WHAT TO WORK ON:
From the line containing "Serialize everything readable" down to the final line of the entries below, quote every line verbatim. Exclude pictures.

--- PROVIDED RECORDS ---

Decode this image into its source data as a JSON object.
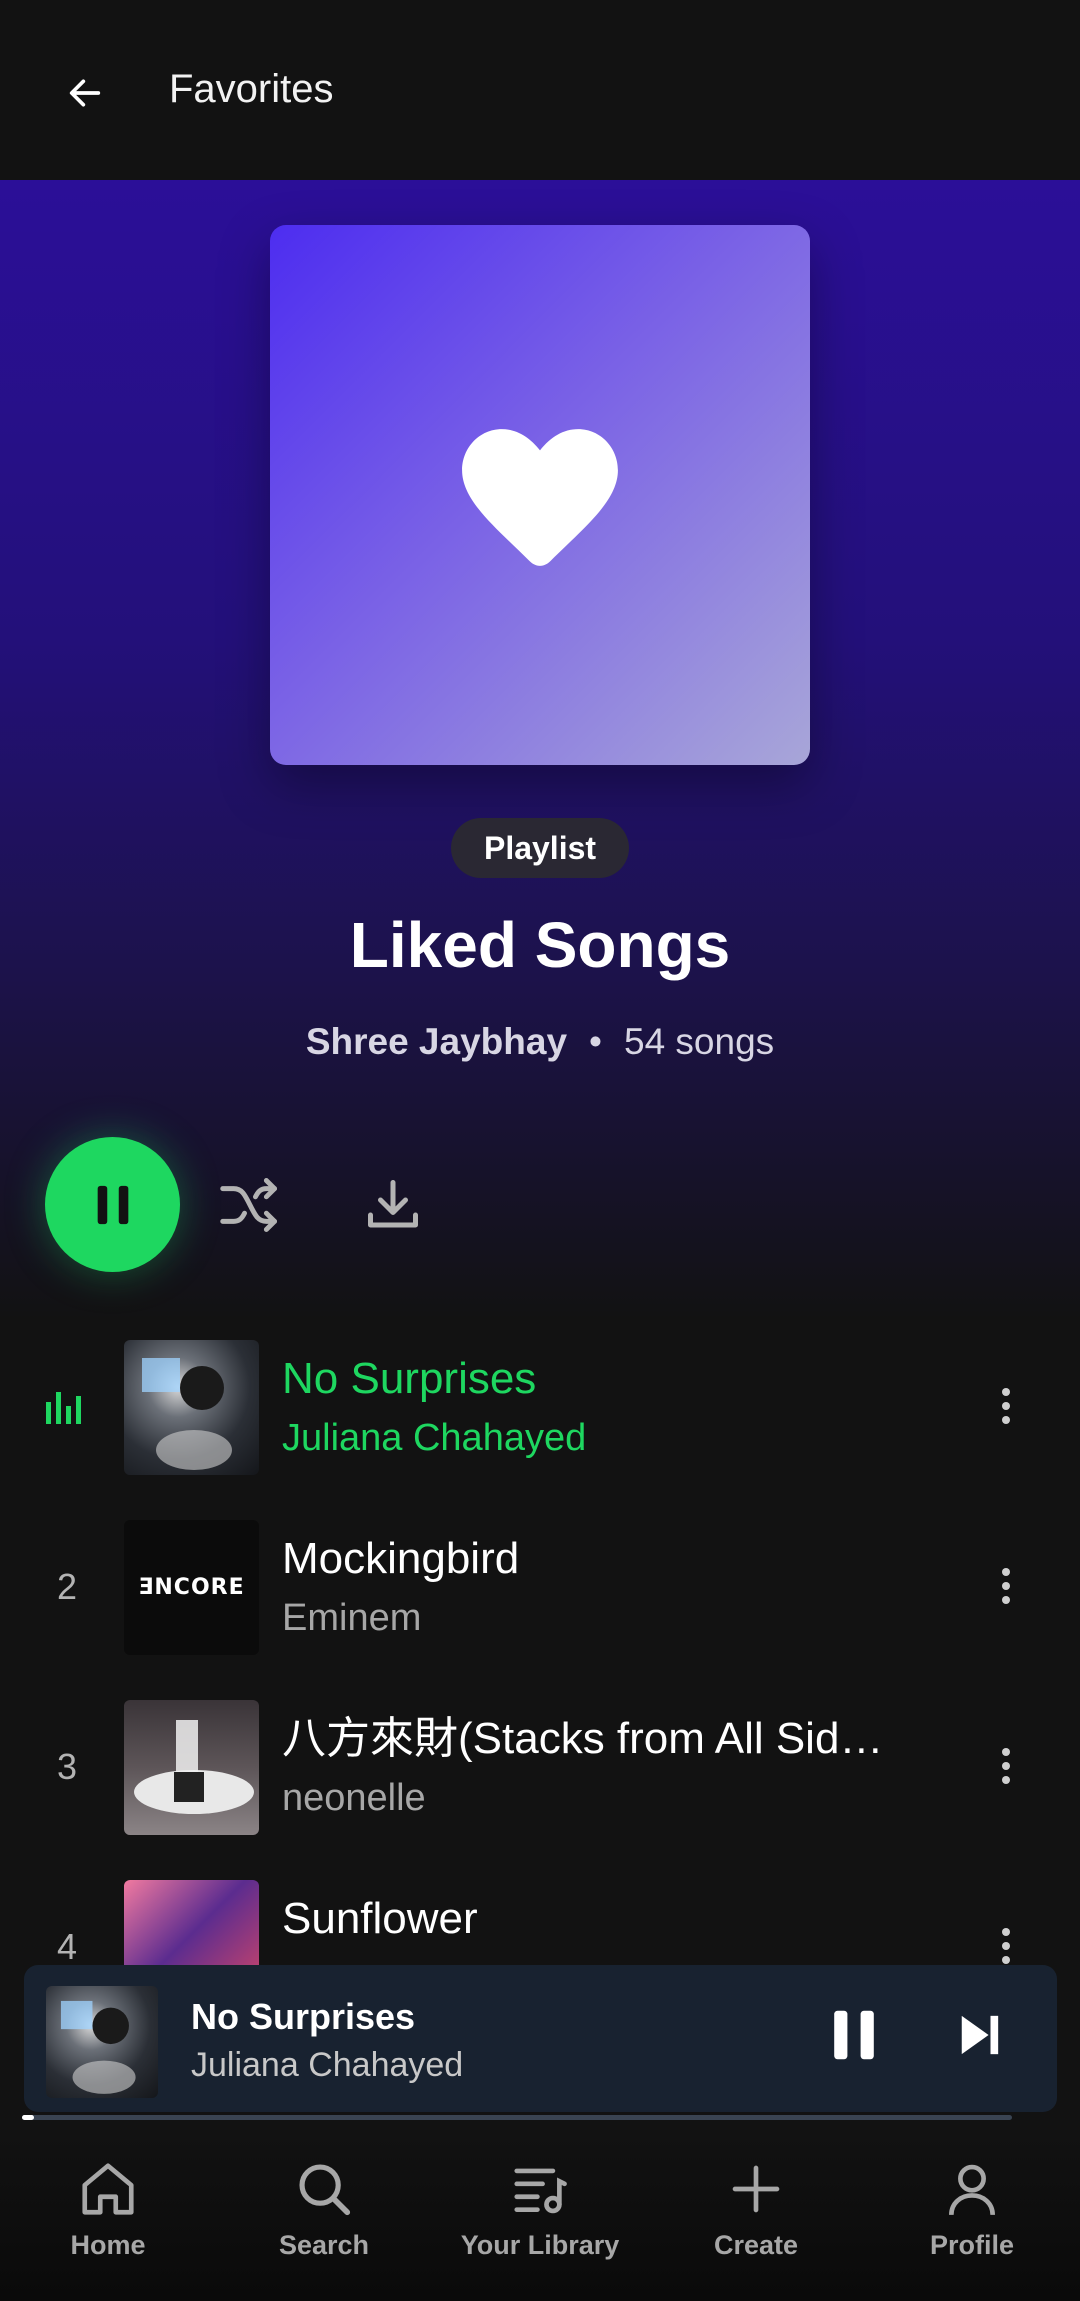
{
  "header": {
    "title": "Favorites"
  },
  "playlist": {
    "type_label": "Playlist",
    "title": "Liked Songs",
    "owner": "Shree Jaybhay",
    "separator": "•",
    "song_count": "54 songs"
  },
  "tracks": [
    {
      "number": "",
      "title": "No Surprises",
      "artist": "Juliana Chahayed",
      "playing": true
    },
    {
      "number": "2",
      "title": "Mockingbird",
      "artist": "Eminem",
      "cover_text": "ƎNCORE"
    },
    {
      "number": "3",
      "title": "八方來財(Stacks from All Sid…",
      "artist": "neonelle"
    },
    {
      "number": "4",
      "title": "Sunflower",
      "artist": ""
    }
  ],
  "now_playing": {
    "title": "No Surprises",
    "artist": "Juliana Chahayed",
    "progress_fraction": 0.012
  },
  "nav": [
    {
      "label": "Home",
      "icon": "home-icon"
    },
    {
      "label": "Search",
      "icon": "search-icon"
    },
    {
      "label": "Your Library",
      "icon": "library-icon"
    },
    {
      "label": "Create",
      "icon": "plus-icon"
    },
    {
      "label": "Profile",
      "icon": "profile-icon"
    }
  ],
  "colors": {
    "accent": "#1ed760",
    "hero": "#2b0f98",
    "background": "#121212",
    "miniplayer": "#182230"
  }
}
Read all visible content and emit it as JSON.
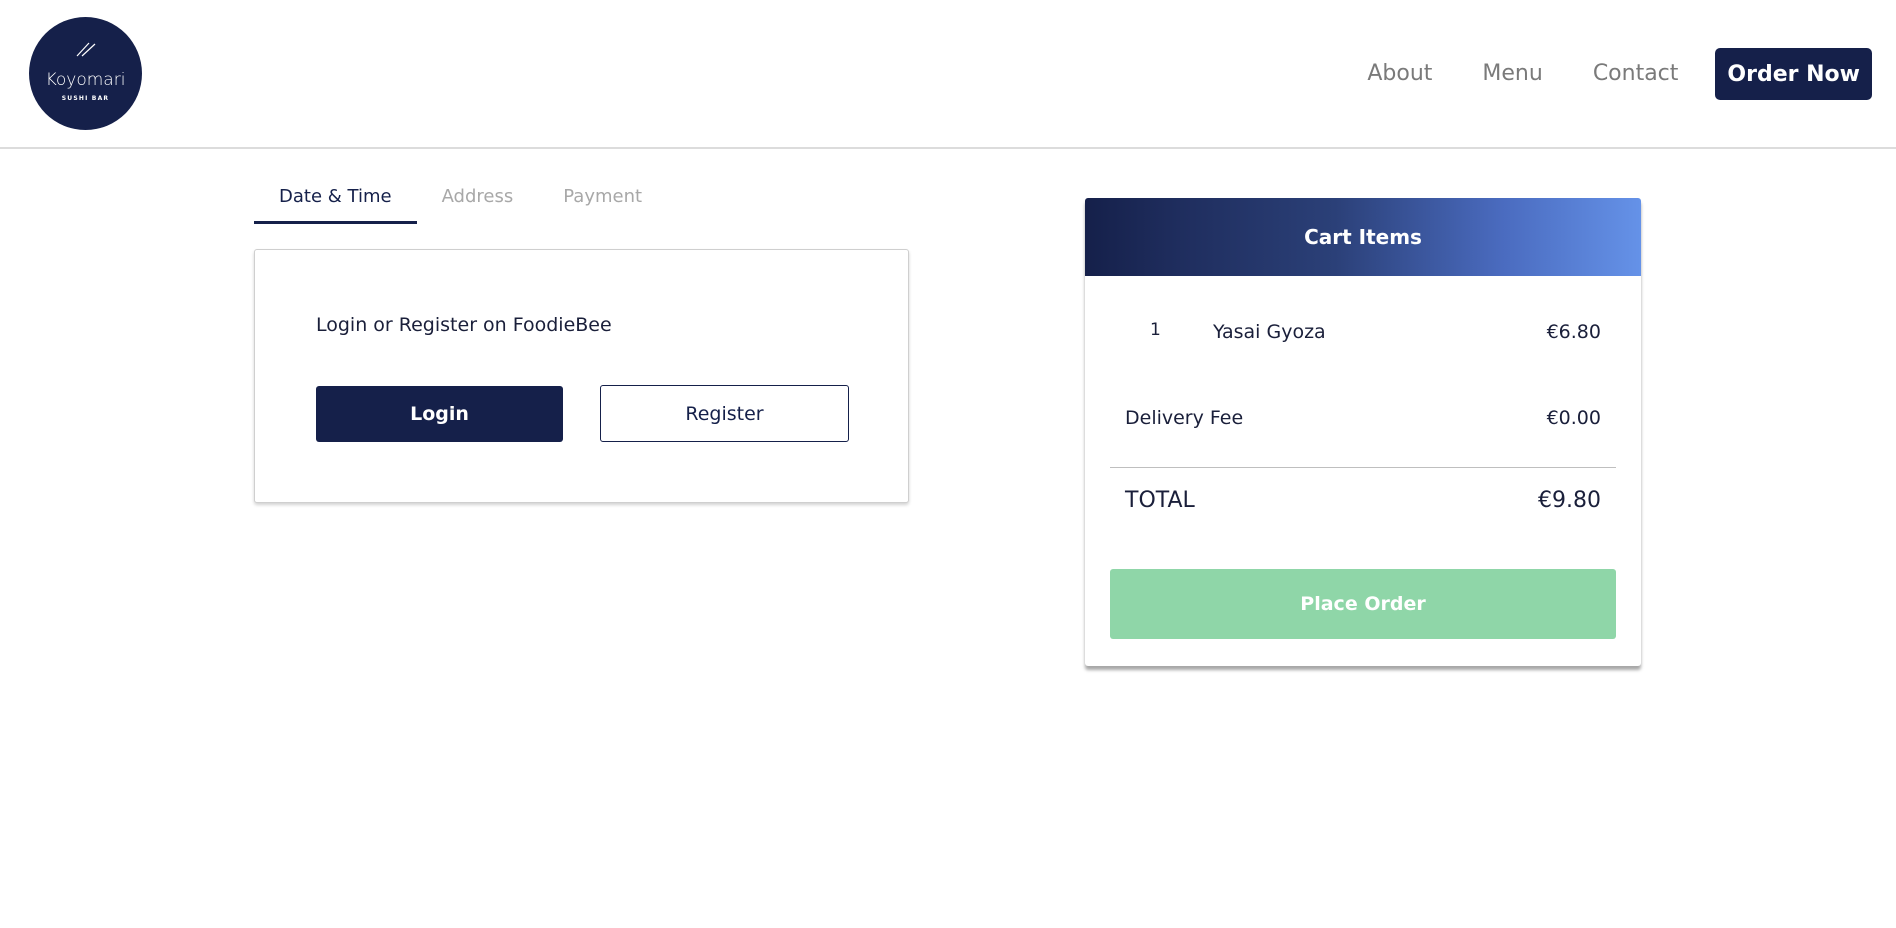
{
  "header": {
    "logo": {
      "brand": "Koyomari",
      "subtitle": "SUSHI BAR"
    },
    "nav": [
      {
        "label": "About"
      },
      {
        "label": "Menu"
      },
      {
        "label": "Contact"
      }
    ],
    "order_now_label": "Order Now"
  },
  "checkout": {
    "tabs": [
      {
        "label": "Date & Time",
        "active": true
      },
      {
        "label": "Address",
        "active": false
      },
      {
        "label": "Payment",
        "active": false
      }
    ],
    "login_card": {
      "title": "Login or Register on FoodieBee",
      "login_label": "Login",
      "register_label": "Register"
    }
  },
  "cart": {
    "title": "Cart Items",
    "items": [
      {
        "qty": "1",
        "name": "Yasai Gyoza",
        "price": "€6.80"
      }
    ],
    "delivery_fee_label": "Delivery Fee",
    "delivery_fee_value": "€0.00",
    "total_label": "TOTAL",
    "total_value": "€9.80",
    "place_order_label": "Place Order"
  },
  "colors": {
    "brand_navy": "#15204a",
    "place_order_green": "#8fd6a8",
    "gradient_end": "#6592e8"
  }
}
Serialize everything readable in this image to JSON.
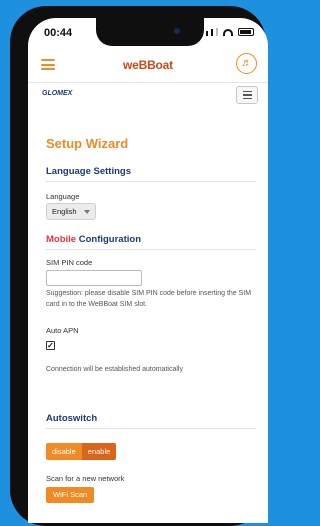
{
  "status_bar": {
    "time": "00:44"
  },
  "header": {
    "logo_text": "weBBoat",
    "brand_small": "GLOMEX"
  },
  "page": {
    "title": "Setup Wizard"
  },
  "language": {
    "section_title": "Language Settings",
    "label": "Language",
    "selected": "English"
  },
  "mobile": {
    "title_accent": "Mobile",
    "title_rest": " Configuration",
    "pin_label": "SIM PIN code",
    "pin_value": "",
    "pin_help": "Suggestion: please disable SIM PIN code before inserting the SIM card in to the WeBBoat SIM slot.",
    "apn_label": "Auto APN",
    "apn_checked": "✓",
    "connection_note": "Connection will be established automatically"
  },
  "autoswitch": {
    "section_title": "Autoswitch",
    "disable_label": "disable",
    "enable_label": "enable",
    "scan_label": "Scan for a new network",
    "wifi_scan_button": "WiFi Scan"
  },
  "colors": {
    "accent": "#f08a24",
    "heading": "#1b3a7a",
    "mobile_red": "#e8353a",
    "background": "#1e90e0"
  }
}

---

EXPECTED ANSWER:
Serialize everything readable in this image to JSON.
{
  "status_bar": {
    "time": "00:44"
  },
  "header": {
    "logo_text": "weBBoat",
    "brand_small": "GLOMEX"
  },
  "page": {
    "title": "Setup Wizard"
  },
  "language": {
    "section_title": "Language Settings",
    "label": "Language",
    "selected": "English"
  },
  "mobile": {
    "title_accent": "Mobile",
    "title_rest": " Configuration",
    "pin_label": "SIM PIN code",
    "pin_value": "",
    "pin_help": "Suggestion: please disable SIM PIN code before inserting the SIM card in to the WeBBoat SIM slot.",
    "apn_label": "Auto APN",
    "apn_checked": "✓",
    "connection_note": "Connection will be established automatically"
  },
  "autoswitch": {
    "section_title": "Autoswitch",
    "disable_label": "disable",
    "enable_label": "enable",
    "scan_label": "Scan for a new network",
    "wifi_scan_button": "WiFi Scan"
  },
  "colors": {
    "accent": "#f08a24",
    "heading": "#1b3a7a",
    "mobile_red": "#e8353a",
    "background": "#1e90e0"
  }
}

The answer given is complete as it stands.